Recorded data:
__________________________________________________

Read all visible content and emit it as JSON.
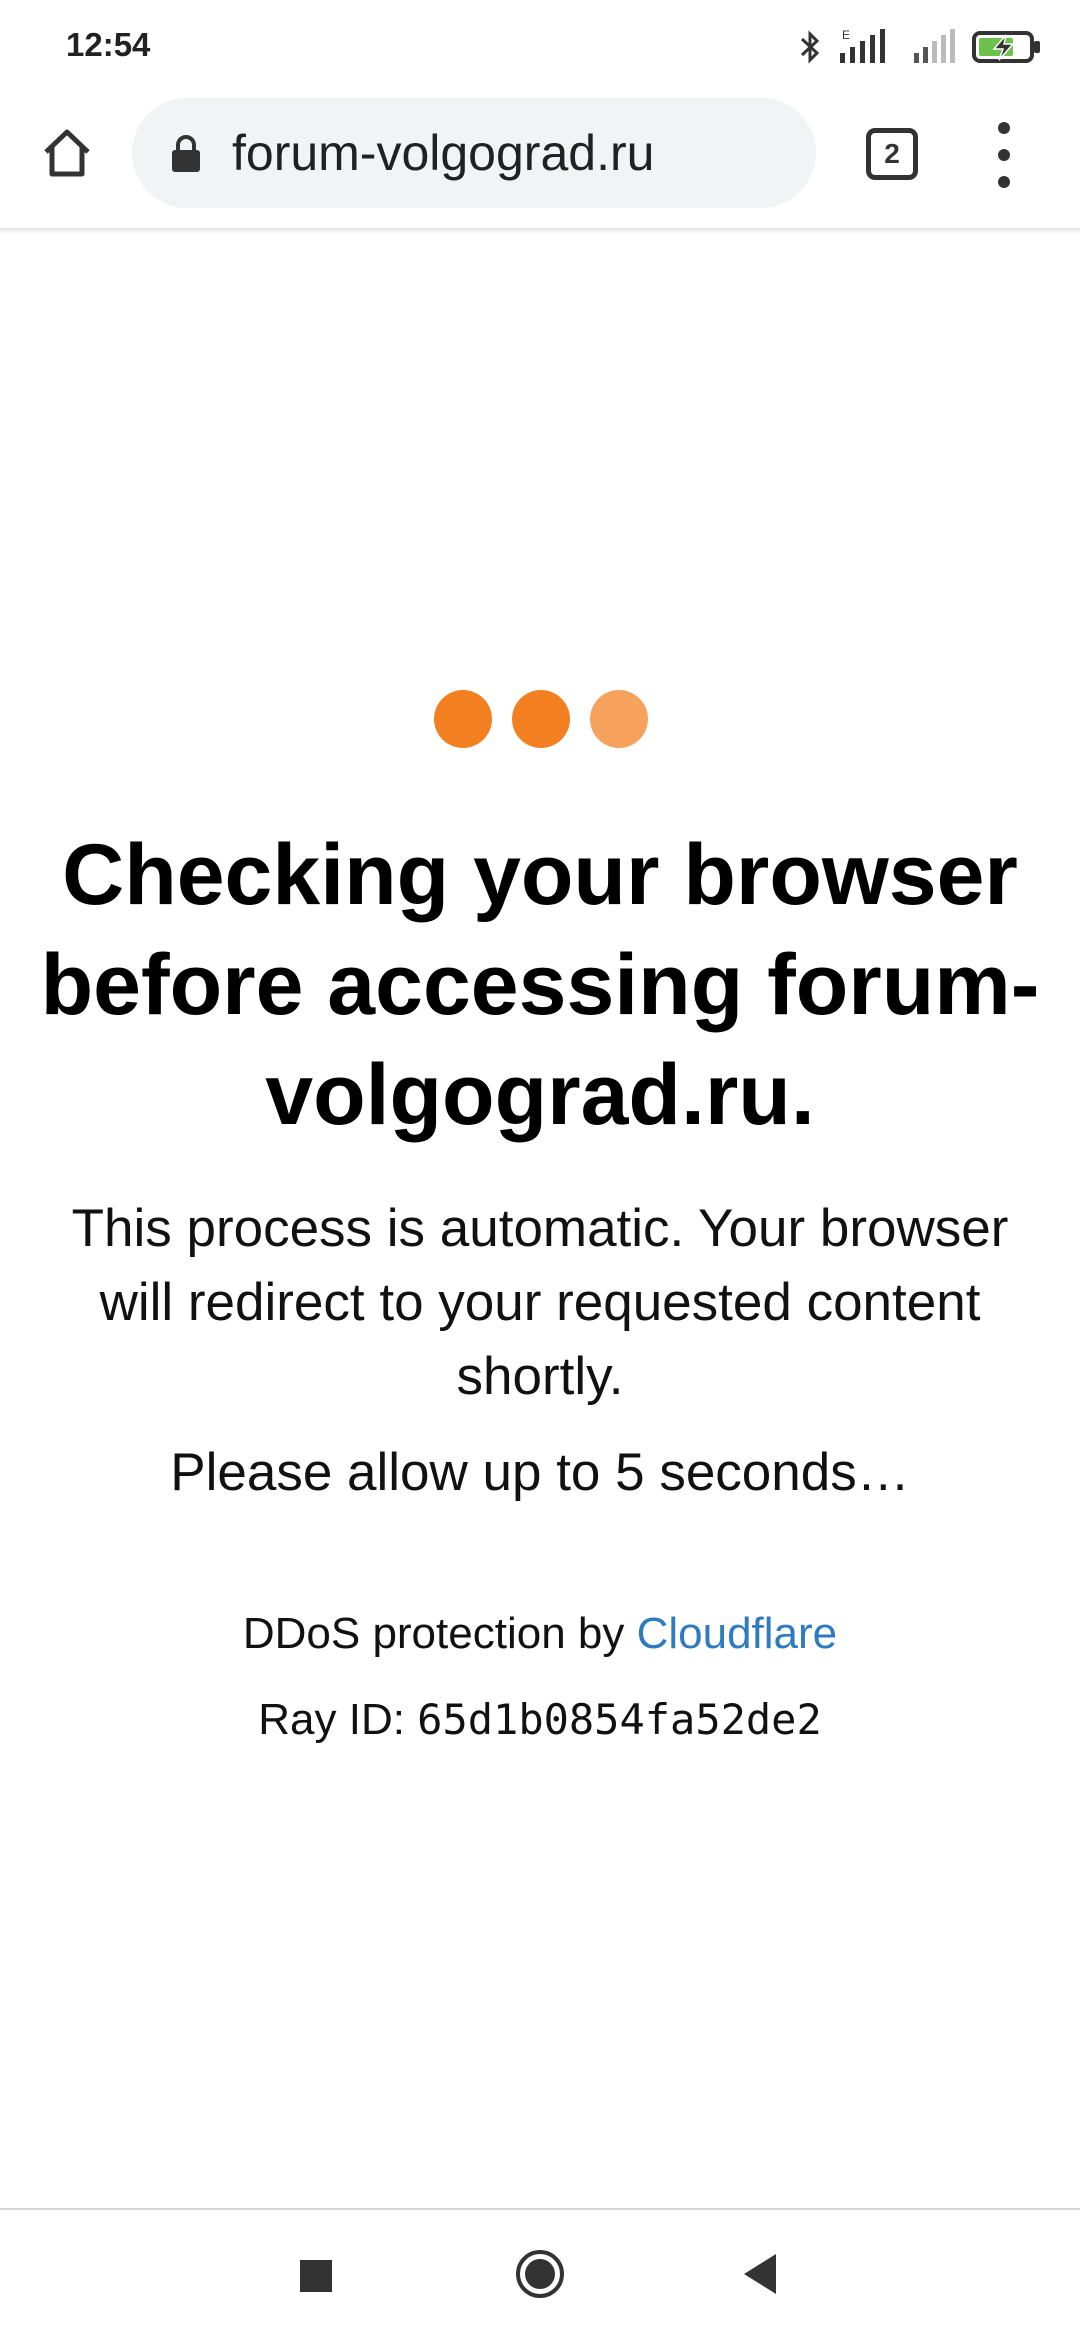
{
  "status_bar": {
    "time": "12:54",
    "icons": [
      "bluetooth-icon",
      "signal-icon-sim1",
      "signal-icon-sim2",
      "battery-charging-icon"
    ],
    "network_label": "E"
  },
  "toolbar": {
    "url": "forum-volgograd.ru",
    "tab_count": "2",
    "icons": [
      "home-icon",
      "lock-icon",
      "tab-switcher-icon",
      "more-vert-icon"
    ]
  },
  "page": {
    "loading_dots_colors": [
      "#f38020",
      "#f38020",
      "#f6a25c"
    ],
    "heading": "Checking your browser before accessing forum-volgograd.ru.",
    "description": "This process is automatic. Your browser will redirect to your requested content shortly.",
    "wait_text": "Please allow up to 5 seconds…",
    "ddos_prefix": "DDoS protection by ",
    "ddos_link": "Cloudflare",
    "ray_label": "Ray ID: ",
    "ray_id": "65d1b0854fa52de2"
  },
  "nav_bar": {
    "icons": [
      "recents-square-icon",
      "home-circle-icon",
      "back-triangle-icon"
    ]
  },
  "colors": {
    "accent_orange": "#f38020",
    "link_blue": "#2f7bbf",
    "url_bar_bg": "#f1f3f4"
  }
}
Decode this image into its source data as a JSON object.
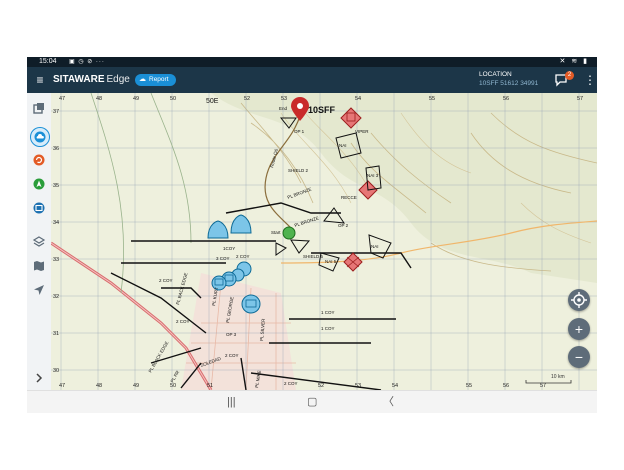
{
  "status_bar": {
    "time": "15:04",
    "left_icons": "▣ ◷ ⊘ ···",
    "right_icons": "✕ ≋ ▮"
  },
  "app_bar": {
    "menu_icon": "hamburger-icon",
    "brand_bold": "SITAWARE",
    "brand_light": "Edge",
    "report_label": "Report",
    "location_label": "LOCATION",
    "location_value": "10SFF 51612 34991",
    "chat_badge": "2"
  },
  "sidebar": {
    "items": [
      {
        "icon": "layers-stack-icon",
        "color": "#5e6c79"
      },
      {
        "icon": "cloud-icon",
        "color": "#1a8fd6"
      },
      {
        "icon": "refresh-icon",
        "color": "#e35b26"
      },
      {
        "icon": "navigation-icon",
        "color": "#2a9d3a"
      },
      {
        "icon": "window-icon",
        "color": "#1a6fb0"
      },
      {
        "icon": "layers-icon",
        "color": "#5e6c79"
      },
      {
        "icon": "map-icon",
        "color": "#5e6c79"
      },
      {
        "icon": "send-icon",
        "color": "#5e6c79"
      }
    ],
    "expand_icon": "chevron-right-icon"
  },
  "map": {
    "grid_top": [
      "47",
      "48",
      "49",
      "50",
      "51",
      "52",
      "53",
      "54",
      "55",
      "56",
      "57"
    ],
    "grid_bottom": [
      "47",
      "48",
      "49",
      "50",
      "51",
      "52",
      "53",
      "54",
      "55",
      "56",
      "57"
    ],
    "grid_left": [
      "37",
      "36",
      "35",
      "34",
      "33",
      "32",
      "31",
      "30"
    ],
    "zone_label": "50E",
    "callsign": "10SFF",
    "labels": {
      "end": "End",
      "op1": "OP 1",
      "op2": "OP 2",
      "op3": "OP 3",
      "shield2": "SHIELD 2",
      "viper": "VIPER",
      "nai1": "NAI",
      "nai2": "NAI 3",
      "nai3": "NAI",
      "recce": "RECCE",
      "bronze1": "PL BRONZE",
      "bronze2": "PL BRONZE",
      "start": "Start",
      "rte": "Route Q6",
      "coy1": "1 COY",
      "coy1b": "1 COY",
      "coy2": "2 COY",
      "coy2b": "2 COY",
      "coy2c": "2 COY",
      "coy2d": "2 COY",
      "coy2e": "2 COY",
      "coy3": "3 COY",
      "coy1c": "1COY",
      "pl_george": "PL GEORGE",
      "pl_kurt": "PL KURT",
      "pl_back": "PL BACK EDGE",
      "pl_black": "PL BLACK EDGE",
      "pl_rr": "PL RR",
      "pl_silver": "PL SILVER",
      "pl_mike": "PL MIKE",
      "soledad": "SOLEDAD",
      "shield5": "SHIELD 5",
      "nai5": "NAI 5",
      "scale": "10 km"
    }
  },
  "nav": {
    "recents": "|||",
    "home": "▢",
    "back": "〈"
  },
  "fab": {
    "locate_icon": "crosshair-icon",
    "zoom_in": "+",
    "zoom_out": "−"
  }
}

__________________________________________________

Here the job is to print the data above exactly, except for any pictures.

Read all visible content and emit it as JSON.
{
  "status_bar": {
    "time": "12:54",
    "icons": [
      "bluetooth-icon",
      "signal-icon-sim1",
      "signal-icon-sim2",
      "battery-charging-icon"
    ],
    "network_label": "E"
  },
  "toolbar": {
    "url": "forum-volgograd.ru",
    "tab_count": "2",
    "icons": [
      "home-icon",
      "lock-icon",
      "tab-switcher-icon",
      "more-vert-icon"
    ]
  },
  "page": {
    "loading_dots_colors": [
      "#f38020",
      "#f38020",
      "#f6a25c"
    ],
    "heading": "Checking your browser before accessing forum-volgograd.ru.",
    "description": "This process is automatic. Your browser will redirect to your requested content shortly.",
    "wait_text": "Please allow up to 5 seconds…",
    "ddos_prefix": "DDoS protection by ",
    "ddos_link": "Cloudflare",
    "ray_label": "Ray ID: ",
    "ray_id": "65d1b0854fa52de2"
  },
  "nav_bar": {
    "icons": [
      "recents-square-icon",
      "home-circle-icon",
      "back-triangle-icon"
    ]
  },
  "colors": {
    "accent_orange": "#f38020",
    "link_blue": "#2f7bbf",
    "url_bar_bg": "#f1f3f4"
  }
}
Decode this image into its source data as a JSON object.
{
  "status_bar": {
    "time": "15:04",
    "left_icons": "▣ ◷ ⊘ ···",
    "right_icons": "✕ ≋ ▮"
  },
  "app_bar": {
    "menu_icon": "hamburger-icon",
    "brand_bold": "SITAWARE",
    "brand_light": "Edge",
    "report_label": "Report",
    "location_label": "LOCATION",
    "location_value": "10SFF 51612 34991",
    "chat_badge": "2"
  },
  "sidebar": {
    "items": [
      {
        "icon": "layers-stack-icon",
        "color": "#5e6c79"
      },
      {
        "icon": "cloud-icon",
        "color": "#1a8fd6"
      },
      {
        "icon": "refresh-icon",
        "color": "#e35b26"
      },
      {
        "icon": "navigation-icon",
        "color": "#2a9d3a"
      },
      {
        "icon": "window-icon",
        "color": "#1a6fb0"
      },
      {
        "icon": "layers-icon",
        "color": "#5e6c79"
      },
      {
        "icon": "map-icon",
        "color": "#5e6c79"
      },
      {
        "icon": "send-icon",
        "color": "#5e6c79"
      }
    ],
    "expand_icon": "chevron-right-icon"
  },
  "map": {
    "grid_top": [
      "47",
      "48",
      "49",
      "50",
      "51",
      "52",
      "53",
      "54",
      "55",
      "56",
      "57"
    ],
    "grid_bottom": [
      "47",
      "48",
      "49",
      "50",
      "51",
      "52",
      "53",
      "54",
      "55",
      "56",
      "57"
    ],
    "grid_left": [
      "37",
      "36",
      "35",
      "34",
      "33",
      "32",
      "31",
      "30"
    ],
    "zone_label": "50E",
    "callsign": "10SFF",
    "labels": {
      "end": "End",
      "op1": "OP 1",
      "op2": "OP 2",
      "op3": "OP 3",
      "shield2": "SHIELD 2",
      "viper": "VIPER",
      "nai1": "NAI",
      "nai2": "NAI 3",
      "nai3": "NAI",
      "recce": "RECCE",
      "bronze1": "PL BRONZE",
      "bronze2": "PL BRONZE",
      "start": "Start",
      "rte": "Route Q6",
      "coy1": "1 COY",
      "coy1b": "1 COY",
      "coy2": "2 COY",
      "coy2b": "2 COY",
      "coy2c": "2 COY",
      "coy2d": "2 COY",
      "coy2e": "2 COY",
      "coy3": "3 COY",
      "coy1c": "1COY",
      "pl_george": "PL GEORGE",
      "pl_kurt": "PL KURT",
      "pl_back": "PL BACK EDGE",
      "pl_black": "PL BLACK EDGE",
      "pl_rr": "PL RR",
      "pl_silver": "PL SILVER",
      "pl_mike": "PL MIKE",
      "soledad": "SOLEDAD",
      "shield5": "SHIELD 5",
      "nai5": "NAI 5",
      "scale": "10 km"
    }
  },
  "nav": {
    "recents": "|||",
    "home": "▢",
    "back": "〈"
  },
  "fab": {
    "locate_icon": "crosshair-icon",
    "zoom_in": "+",
    "zoom_out": "−"
  }
}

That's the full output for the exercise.